Theodoros and Rooth, P.C.

Establishing Negligence After a Car Accident

While most car accidents are the result of negligence, proving negligence is not always as straightforward as it may seem. Is one person to blame, or more than one person? How do you show the other party (or parties) acted negligently? What makes someone negligent?

To establish negligence, lawyers look at factors such as:

  • Duty
  • Breach
  • Injury
  • Cause — cause in fact and proximate cause

All four of these elements must be present in order for an attorney to argue a party was acting negligently when they caused another person harm. The absence of even one element may make it impossible to file a personal injury lawsuit, even if you were harmed by a negligent party.

Proving injury

Proving an injury is the result of a car accident is one of the more complex elements of establishing negligence. Photographs of property damage to your car are helpful, but it is not enough to simply show up in court with a broken arm — the injured person and their lawyer must be able to clearly show the injury in question is the direct result of the auto accident they were involved in with the defendant. To that end, the plaintiff should seek medical attention as soon as possible after their accident so they have proof from a doctor that their injury was indeed caused by the accident.

When multiple parties are negligent

Indiana’s modified comparative fault system allows plaintiffs to seek compensation even if they were partially at fault for an accident as long as they are not more than 50 percent at fault. This makes being able to establish negligence even more important to a case, since plaintiffs are barred from recovery if they exceed this threshold.

For more information on proving injury and the other elements of negligence, reach out to a knowledgeable auto accident lawyer.
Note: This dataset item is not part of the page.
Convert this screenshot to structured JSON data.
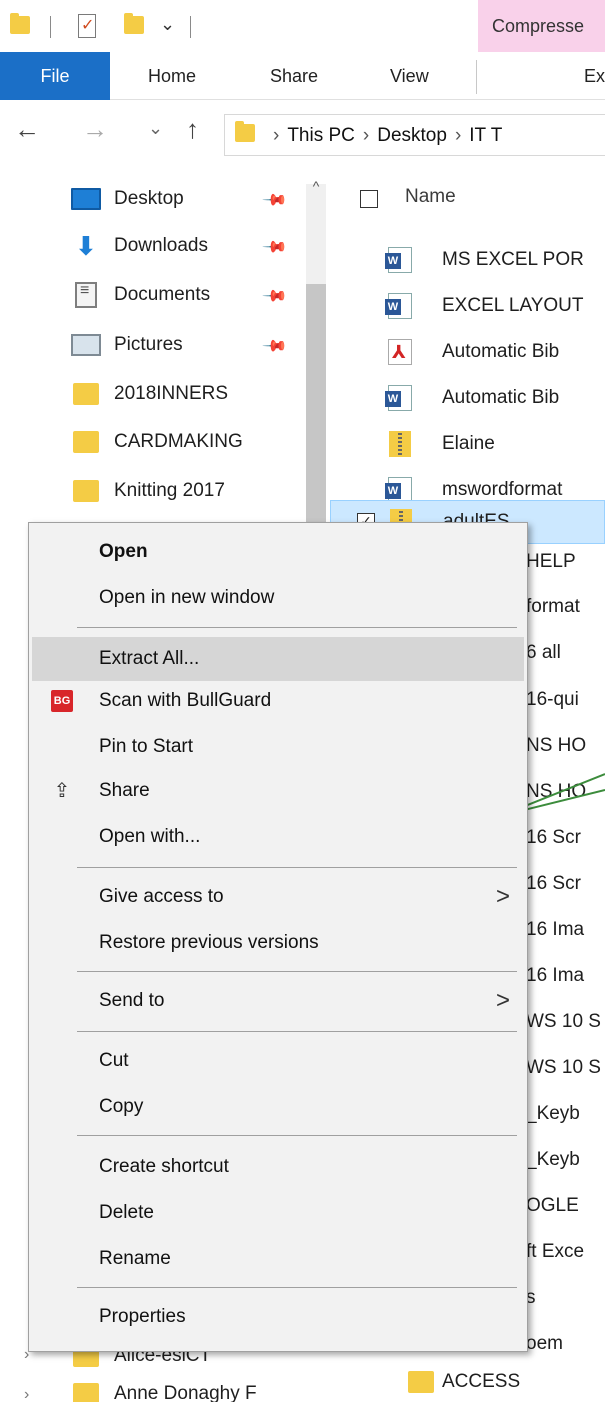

Theodoros & Rooth’s attorneys have more than 100 years of combined experience handling injury cases and can review the various aspects of your case and evaluate whether you have sufficient evidence to file suit against another person.